The aftertaste of mud is interesting; as a kid, she had swallowed grits of beach sand and actually liked it. It goes down like crushed cereal without milk before her mother forced her to flush them out, grating her throat.
She tried the meat, a bit gummy for her tongue, and would prefer the softer halibut. It’s bloated head resembles a lazy-eyed mogul with a whipping mustache. Voltes V battled and slayed a mutated freak in the early glory of anime television, and she read somewhere that in the Mekong Delta Vietnamese fishermen catches this monster and have to saw them in half in order to load them on their boat. The fire, the resistance and the ancient wisdom of this thick-skinned survivor. Who knows what they eat out there?
Janice is under the spirit of daring when she orders the waiter: I think i’m gonna try the pigeon. She knows she made a snap decison and is waiting to hear a desultory “Excellent choice” but the waiter flees to the kitchen as if a secret consortium with the chef is being discussed. When the plate is served, quicker than she thinks it will take, the waiter has a new demeanor, friendly and accomodating with a guilty nonchalance.
Enjoy your dinner Mam.
The pigeon is well cooked and has no back story to tell after it reaches the palate of her mouth. Satisfaction is understated but it holds it’s own kiosk in the garden of her culinary delight. It washes away any picture of pigeons begging for crumbs in the park or roadkills on a desert road. She sits there with a smiling belly and a sleepy eye watching the sauntering people on the streets.
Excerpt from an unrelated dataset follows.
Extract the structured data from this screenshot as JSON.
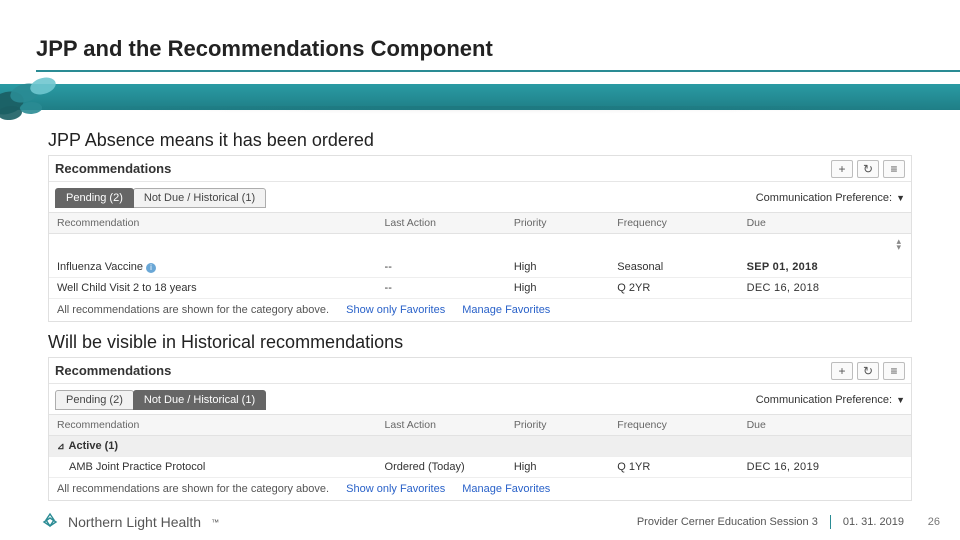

And as if the waiter is just a passer-by, she even forgets his chameleon-like persona.
For dessert, she thinks it will be special if she gets a Chocolate Cranberry Truffle Cake. Fancy, elegant, sophisticated and all the facionista adjective she can think of in this piece of sweetness she can indulge. She cannot go to Paris, she cannot breathe the Spruce in the Alps and she cannot wear her smooth silky nightdress for someone, but she has this. This. She will not be denied: warmth, longing, tenderness…, nor she will resist: temptation, recklessness and debauchery. In the name of comfort.
For how many times did she think she got it, a tangible love and luck on a resealable bag. After a bite of goodness, the rawness of feeling evaporates into a whiff. She might as well pour salt to her cake and to all the dear things that expired.
A voice from the next table interrupts her revery. A well-dressed couple wants to know if the cake is too sweet. She says no but something stops her for saying life can never be too sweet. The man smiles and she detects deception on his lip.
She wraps her thought by concluding that dessert is about being thankful. She can dig her finger through her past and she still won’t grab the virtue of surviving on a lonely world. Maybe she is growing stale, but a cake, it is so divine it reminds her that she is delaying her self gratification. For what